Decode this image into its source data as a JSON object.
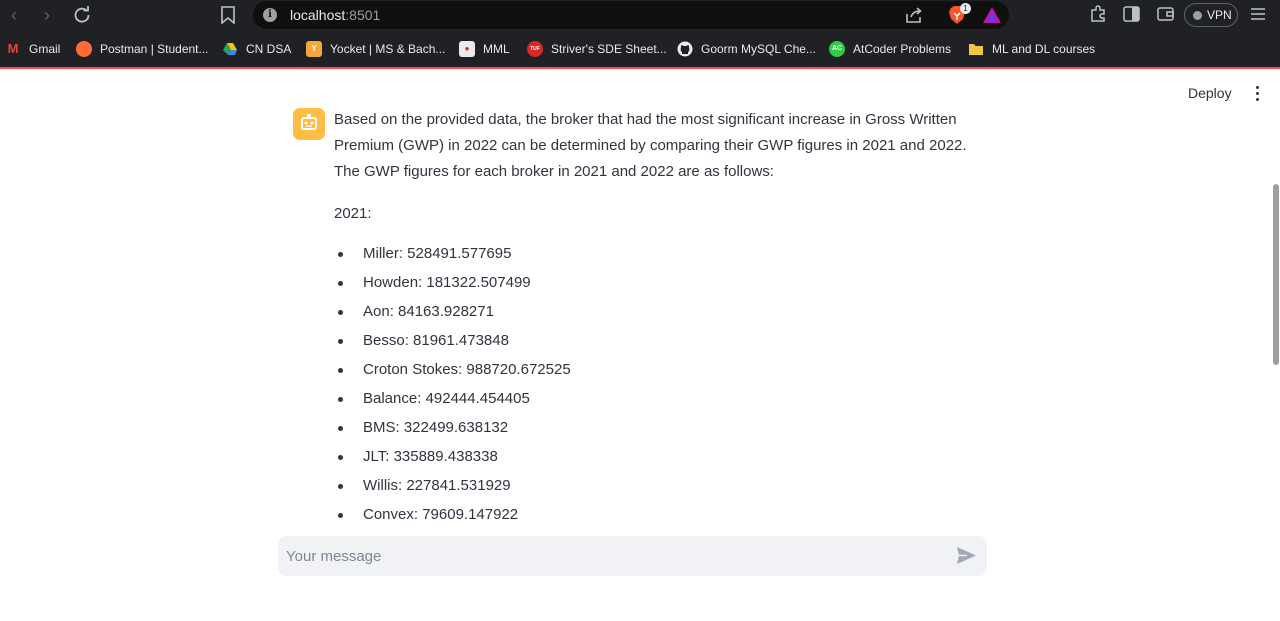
{
  "browser": {
    "url_host": "localhost",
    "url_port": ":8501",
    "brave_badge": "1",
    "vpn_label": "VPN"
  },
  "bookmarks": [
    {
      "label": "Gmail",
      "icon": "gmail-icon",
      "color": "#ea4335"
    },
    {
      "label": "Postman | Student...",
      "icon": "postman-icon",
      "color": "#ff6c37"
    },
    {
      "label": "CN DSA",
      "icon": "google-drive-icon",
      "color": "#1fa463"
    },
    {
      "label": "Yocket | MS & Bach...",
      "icon": "yocket-icon",
      "color": "#f7a738"
    },
    {
      "label": "MML",
      "icon": "mml-icon",
      "color": "#e8eaed"
    },
    {
      "label": "Striver's SDE Sheet...",
      "icon": "tuf-icon",
      "color": "#d62828"
    },
    {
      "label": "Goorm MySQL Che...",
      "icon": "github-icon",
      "color": "#e8eaed"
    },
    {
      "label": "AtCoder Problems",
      "icon": "atcoder-icon",
      "color": "#2ecc40"
    },
    {
      "label": "ML and DL courses",
      "icon": "folder-icon",
      "color": "#f4c542"
    }
  ],
  "app": {
    "deploy_label": "Deploy"
  },
  "message": {
    "intro": "Based on the provided data, the broker that had the most significant increase in Gross Written Premium (GWP) in 2022 can be determined by comparing their GWP figures in 2021 and 2022. The GWP figures for each broker in 2021 and 2022 are as follows:",
    "year_heading": "2021:",
    "items": [
      "Miller: 528491.577695",
      "Howden: 181322.507499",
      "Aon: 84163.928271",
      "Besso: 81961.473848",
      "Croton Stokes: 988720.672525",
      "Balance: 492444.454405",
      "BMS: 322499.638132",
      "JLT: 335889.438338",
      "Willis: 227841.531929",
      "Convex: 79609.147922"
    ]
  },
  "chat_input": {
    "placeholder": "Your message"
  },
  "colors": {
    "accent": "#ff4b4b",
    "avatar": "#ffbd45",
    "text": "#31333f"
  }
}
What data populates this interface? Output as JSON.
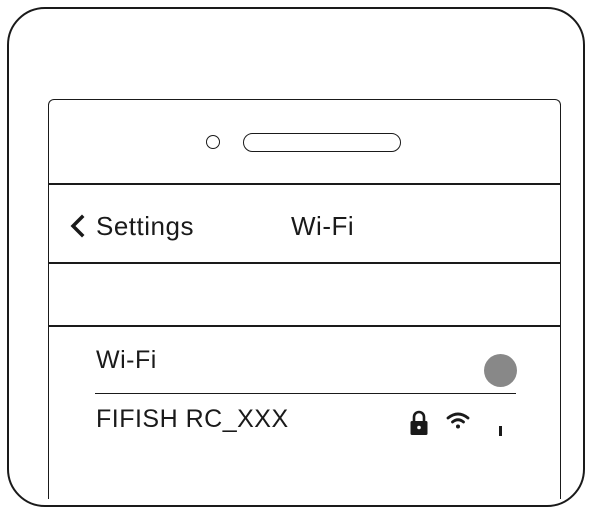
{
  "nav": {
    "back_label": "Settings",
    "title": "Wi-Fi"
  },
  "wifi_section": {
    "toggle_label": "Wi-Fi",
    "toggle_state": "on"
  },
  "networks": [
    {
      "name": "FIFISH RC_XXX",
      "secured": true,
      "icons": [
        "lock-icon",
        "wifi-signal-icon",
        "info-mark"
      ]
    }
  ],
  "colors": {
    "line": "#1a1a1a",
    "toggle": "#888888",
    "background": "#ffffff"
  }
}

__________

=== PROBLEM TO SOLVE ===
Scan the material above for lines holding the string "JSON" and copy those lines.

=== RESULT OF THE EXERCISE ===
Decode this image into its source data as a JSON object.
What data populates this interface? Output as JSON.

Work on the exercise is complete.